- **What is being asked**
Give back every record exactly, images excluded.

- **The data**
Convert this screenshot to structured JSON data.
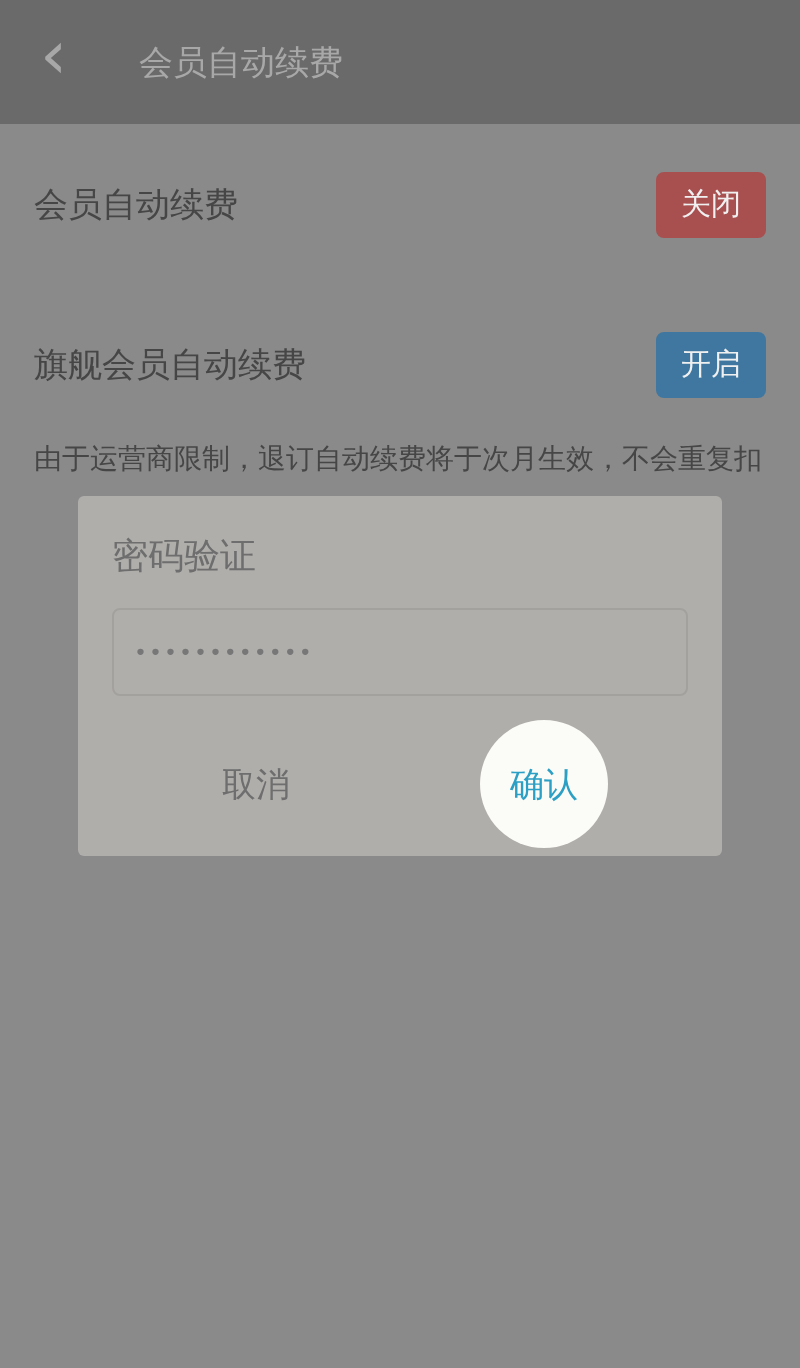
{
  "header": {
    "back": "‹",
    "title": "会员自动续费"
  },
  "settings": [
    {
      "label": "会员自动续费",
      "button": "关闭",
      "on": true
    },
    {
      "label": "旗舰会员自动续费",
      "button": "开启",
      "on": false
    }
  ],
  "note": "由于运营商限制，退订自动续费将于次月生效，不会重复扣",
  "dialog": {
    "title": "密码验证",
    "password": "••••••••••••",
    "buttons": [
      {
        "label": "取消",
        "highlighted": false
      },
      {
        "label": "确认",
        "highlighted": true
      }
    ]
  }
}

- **Final answer**
Convert this screenshot to structured JSON data.
{
  "header": {
    "back": "‹",
    "title": "会员自动续费"
  },
  "settings": [
    {
      "label": "会员自动续费",
      "button": "关闭",
      "on": true
    },
    {
      "label": "旗舰会员自动续费",
      "button": "开启",
      "on": false
    }
  ],
  "note": "由于运营商限制，退订自动续费将于次月生效，不会重复扣",
  "dialog": {
    "title": "密码验证",
    "password": "••••••••••••",
    "buttons": [
      {
        "label": "取消",
        "highlighted": false
      },
      {
        "label": "确认",
        "highlighted": true
      }
    ]
  }
}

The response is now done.